The image formed by a plane mirror is always virtual (meaning that the light rays do not actually come from the image), upright, and of the same shape and size as the object it is reflecting.

### Geometrical optics

geometric opticsray opticsgeometric
For flat mirrors, the law of reflection implies that images of objects are upright and the same distance behind the mirror as the objects are in front of the mirror.

### Plane (geometry)

planeplanarplanes
A plane mirror is a mirror with a flat (planar) reflective surface.

### Light

visible lightvisiblelight source
For light rays striking a plane mirror, the angle of reflection equals the angle of incidence.

### Ray (optics)

raysrayincident light
For light rays striking a plane mirror, the angle of reflection equals the angle of incidence.

### Reflection (physics)

reflectionreflectedreflective
For light rays striking a plane mirror, the angle of reflection equals the angle of incidence.

### Normal (geometry)

normalnormal vectorsurface normal
The angle of the incidence is the angle between the incident ray and the surface normal (an imaginary line perpendicular to the surface).

### Collimated beam

collimatedcollimationcollimated light
Therefore, the angle of reflection is the angle between the reflected ray and the normal and a collimated beam of light does not spread out after reflection from a plane mirror, except for diffraction effects.

### Diffraction

diffraction patterndiffractdiffracted
Therefore, the angle of reflection is the angle between the reflected ray and the normal and a collimated beam of light does not spread out after reflection from a plane mirror, except for diffraction effects.

### Real image

realimageimages
Virtual objects produce real images, however.

### Focal length

effective focal lengthfocal distancelimiting the focal range of the lens
The focal length of a plane mirror is infinity; its optical power is zero.

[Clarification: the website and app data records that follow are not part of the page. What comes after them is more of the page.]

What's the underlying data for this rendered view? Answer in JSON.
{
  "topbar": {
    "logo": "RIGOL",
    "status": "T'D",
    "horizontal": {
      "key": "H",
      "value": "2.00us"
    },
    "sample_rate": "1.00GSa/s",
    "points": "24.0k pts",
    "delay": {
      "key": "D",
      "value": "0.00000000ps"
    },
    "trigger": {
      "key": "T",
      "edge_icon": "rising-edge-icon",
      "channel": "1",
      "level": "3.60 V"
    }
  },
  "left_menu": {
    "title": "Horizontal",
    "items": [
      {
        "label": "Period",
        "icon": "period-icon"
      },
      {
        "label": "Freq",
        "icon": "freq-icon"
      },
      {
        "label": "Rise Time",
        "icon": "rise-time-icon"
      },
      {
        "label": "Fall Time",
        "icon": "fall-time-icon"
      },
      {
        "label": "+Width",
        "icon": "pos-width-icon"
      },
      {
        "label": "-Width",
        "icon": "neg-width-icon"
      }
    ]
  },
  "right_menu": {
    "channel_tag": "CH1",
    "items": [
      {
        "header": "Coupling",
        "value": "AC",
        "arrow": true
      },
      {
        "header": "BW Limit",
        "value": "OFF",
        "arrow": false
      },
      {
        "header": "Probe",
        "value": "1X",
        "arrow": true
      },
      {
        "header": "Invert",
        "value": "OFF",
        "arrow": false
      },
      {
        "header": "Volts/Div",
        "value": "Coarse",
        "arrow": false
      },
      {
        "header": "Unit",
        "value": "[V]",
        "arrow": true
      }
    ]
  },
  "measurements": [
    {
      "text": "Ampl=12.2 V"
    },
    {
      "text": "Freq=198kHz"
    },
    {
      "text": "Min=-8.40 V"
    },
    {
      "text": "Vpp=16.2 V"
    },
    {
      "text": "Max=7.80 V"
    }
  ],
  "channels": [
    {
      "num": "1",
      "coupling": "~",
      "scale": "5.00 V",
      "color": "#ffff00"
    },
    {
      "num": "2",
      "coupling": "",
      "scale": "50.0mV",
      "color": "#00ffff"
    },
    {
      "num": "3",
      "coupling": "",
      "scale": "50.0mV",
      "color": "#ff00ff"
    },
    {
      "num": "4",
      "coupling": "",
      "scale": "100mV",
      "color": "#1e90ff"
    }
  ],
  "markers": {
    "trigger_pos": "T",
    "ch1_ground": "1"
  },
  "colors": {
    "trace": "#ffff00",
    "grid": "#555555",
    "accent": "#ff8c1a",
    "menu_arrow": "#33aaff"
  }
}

### Infinity

infiniteinfinitely
The focal length of a plane mirror is infinity; its optical power is zero.

### Silver

Agsilver orenative silver
A plane mirror is made using some highly reflecting and polished surface such as a silver or aluminium surface in a process called silvering.

### Aluminium

aluminumAlall-metal
A plane mirror is made using some highly reflecting and polished surface such as a silver or aluminium surface in a process called silvering.

### Silvering

silveredreflector – glasssilver-on-glass
A plane mirror is made using some highly reflecting and polished surface such as a silver or aluminium surface in a process called silvering.

### Tarnish

tarnishingturn green
The reflecting surface reflects most of the light striking it as long as the surface remains uncontaminated by tarnishing or oxidation.

### Redox

oxidationoxidizedreduction
The reflecting surface reflects most of the light striking it as long as the surface remains uncontaminated by tarnishing or oxidation.

### Plate glass

flat glassplate-glasssheet glass
Most modern plane mirrors are designed with a thin piece of plate glass that protects and strengthens the mirror surface and helps prevent tarnishing.

### Polishing

polishpolishedpolishes
Historically, mirrors were simply flat pieces of polished copper, obsidian, brass, or a precious metal.

### Copper

CuCu 2+ cupric
Historically, mirrors were simply flat pieces of polished copper, obsidian, brass, or a precious metal.

### Obsidian

dragonglassa mysterious black substanceglasses
Historically, mirrors were simply flat pieces of polished copper, obsidian, brass, or a precious metal.

### Brass

brasswaremanganese brassCartridge brass
Historically, mirrors were simply flat pieces of polished copper, obsidian, brass, or a precious metal.

### Liquid

liquidsliquid phaseliquid state
Mirrors made from liquid also exist, as the elements gallium and mercury are both highly reflective in their liquid state.